The Sackler Trust’s involvement with UCL is still listed on the Trust’s website, which claims that “The Sackler Trust is funding the inaugural Director and Chair of the Institute”. It could be construed, therefore, that the relationship between the IoMH and The Sackler Trust is an ongoing one.

UCL has also previously received a grant of £1.4million from The Sackler Trust in 2015, according to the 2015 and 2016 Annual Reports by the Trust. The purpose of the grant is not stated in the report. The Evening Standard reported that UCL has also received or has been pledged £2,654,000 by the Dr Mortimer and Theresa Sackler Foundation, another organisation established by the members of the Sackler family, for the Institute of Skeleto-Muscular Research, and other purposes. A 2004 article on UCL News about the unveiling of a commemorative Sackler Plaque confirms the receipt of a ‘major gift’ from the Foundation by UCL. Dame Theresa Sackler is also a Trustee of The Sackler Trust.

The research undertaken by the IoMH is vitally important. Mental health has increasingly been a subject of academic and social discussion, and it is admirable for UCL to dedicate resources to mental health research. However, by affiliating themselves with the Sackler family, UCL and the IoMH make themselves vulnerable to the questioning of their ethical stance relating to the opioid addiction crisis, and therefore to the overshadowing of the important work done by the IoMH.
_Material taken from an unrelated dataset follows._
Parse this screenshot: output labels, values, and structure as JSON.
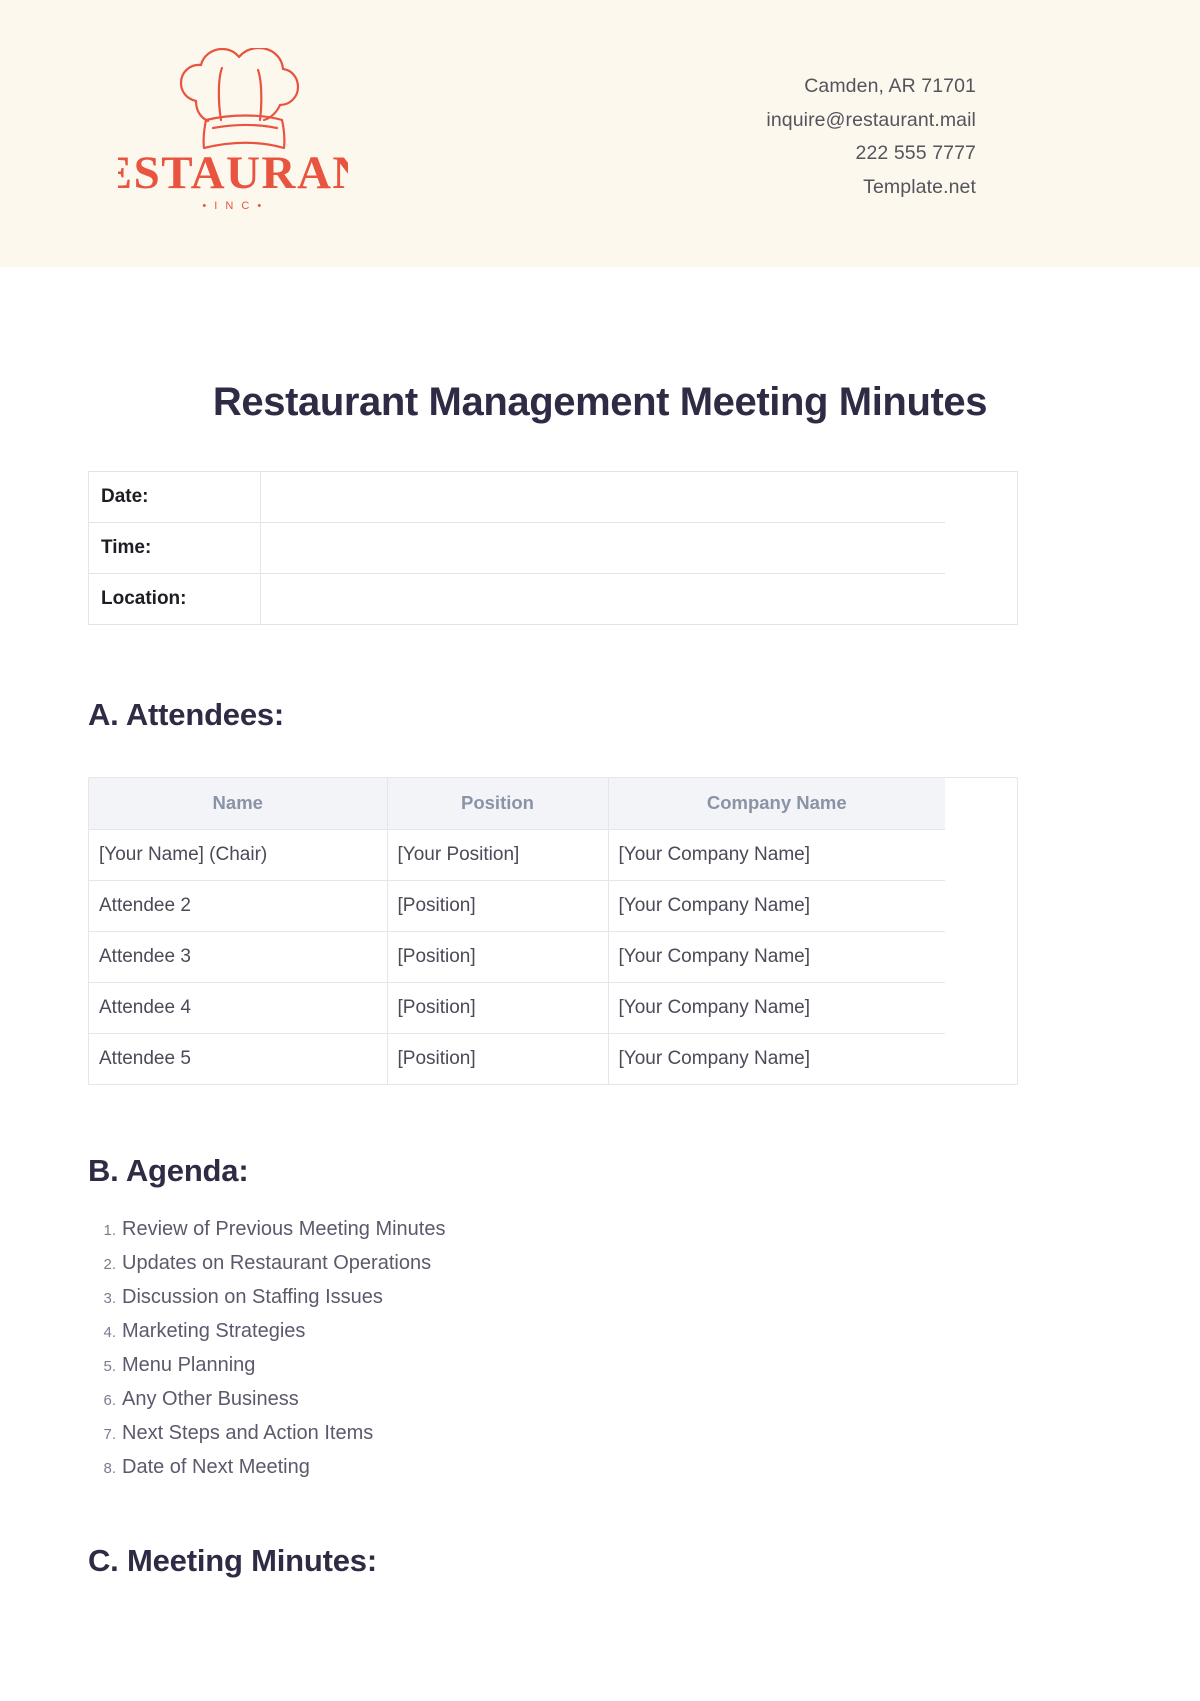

The grants provided to UCL by organisations linked to the Sacklers have contributed, and will continue to contribute, to important research, and the benefits of that should not be understated. But with the recent £6.3billion settlement against Purdue Pharma, to which the Sacklers are contributing a substantial amount, and with numerous other lawsuits still active relating Purdue’s involvement in the US Opioid Crisis, it is hard to extricate The Sackler Trust from the controversies surrounding Purdue and the Sackler family.